[Material shown — start]

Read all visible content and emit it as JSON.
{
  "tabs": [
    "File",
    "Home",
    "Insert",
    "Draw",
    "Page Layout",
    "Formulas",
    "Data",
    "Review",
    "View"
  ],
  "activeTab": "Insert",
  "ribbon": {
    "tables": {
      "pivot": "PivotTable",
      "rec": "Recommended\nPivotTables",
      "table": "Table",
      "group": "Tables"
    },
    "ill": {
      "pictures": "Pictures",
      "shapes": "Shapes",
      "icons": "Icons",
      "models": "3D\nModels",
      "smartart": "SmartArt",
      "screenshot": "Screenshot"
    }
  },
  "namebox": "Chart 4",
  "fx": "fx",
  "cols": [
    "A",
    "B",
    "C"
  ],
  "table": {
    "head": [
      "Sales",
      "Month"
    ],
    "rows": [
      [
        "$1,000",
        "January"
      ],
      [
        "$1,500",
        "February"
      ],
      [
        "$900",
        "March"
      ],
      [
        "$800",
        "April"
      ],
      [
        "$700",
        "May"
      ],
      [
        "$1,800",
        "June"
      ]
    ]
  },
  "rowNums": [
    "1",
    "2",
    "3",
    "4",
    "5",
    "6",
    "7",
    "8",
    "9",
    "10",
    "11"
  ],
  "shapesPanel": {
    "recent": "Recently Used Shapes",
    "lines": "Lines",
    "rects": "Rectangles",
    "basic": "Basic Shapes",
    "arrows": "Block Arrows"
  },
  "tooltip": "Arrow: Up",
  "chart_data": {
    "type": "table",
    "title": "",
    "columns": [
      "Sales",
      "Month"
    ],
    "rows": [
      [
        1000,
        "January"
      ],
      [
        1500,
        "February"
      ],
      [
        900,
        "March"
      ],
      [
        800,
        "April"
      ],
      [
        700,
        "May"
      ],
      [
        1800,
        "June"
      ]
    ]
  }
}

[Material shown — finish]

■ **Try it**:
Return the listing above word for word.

■ **Answer box**:
Read all visible content and emit it as JSON.
{
  "tabs": [
    "File",
    "Home",
    "Insert",
    "Draw",
    "Page Layout",
    "Formulas",
    "Data",
    "Review",
    "View"
  ],
  "activeTab": "Insert",
  "ribbon": {
    "tables": {
      "pivot": "PivotTable",
      "rec": "Recommended\nPivotTables",
      "table": "Table",
      "group": "Tables"
    },
    "ill": {
      "pictures": "Pictures",
      "shapes": "Shapes",
      "icons": "Icons",
      "models": "3D\nModels",
      "smartart": "SmartArt",
      "screenshot": "Screenshot"
    }
  },
  "namebox": "Chart 4",
  "fx": "fx",
  "cols": [
    "A",
    "B",
    "C"
  ],
  "table": {
    "head": [
      "Sales",
      "Month"
    ],
    "rows": [
      [
        "$1,000",
        "January"
      ],
      [
        "$1,500",
        "February"
      ],
      [
        "$900",
        "March"
      ],
      [
        "$800",
        "April"
      ],
      [
        "$700",
        "May"
      ],
      [
        "$1,800",
        "June"
      ]
    ]
  },
  "rowNums": [
    "1",
    "2",
    "3",
    "4",
    "5",
    "6",
    "7",
    "8",
    "9",
    "10",
    "11"
  ],
  "shapesPanel": {
    "recent": "Recently Used Shapes",
    "lines": "Lines",
    "rects": "Rectangles",
    "basic": "Basic Shapes",
    "arrows": "Block Arrows"
  },
  "tooltip": "Arrow: Up",
  "chart_data": {
    "type": "table",
    "title": "",
    "columns": [
      "Sales",
      "Month"
    ],
    "rows": [
      [
        1000,
        "January"
      ],
      [
        1500,
        "February"
      ],
      [
        900,
        "March"
      ],
      [
        800,
        "April"
      ],
      [
        700,
        "May"
      ],
      [
        1800,
        "June"
      ]
    ]
  }
}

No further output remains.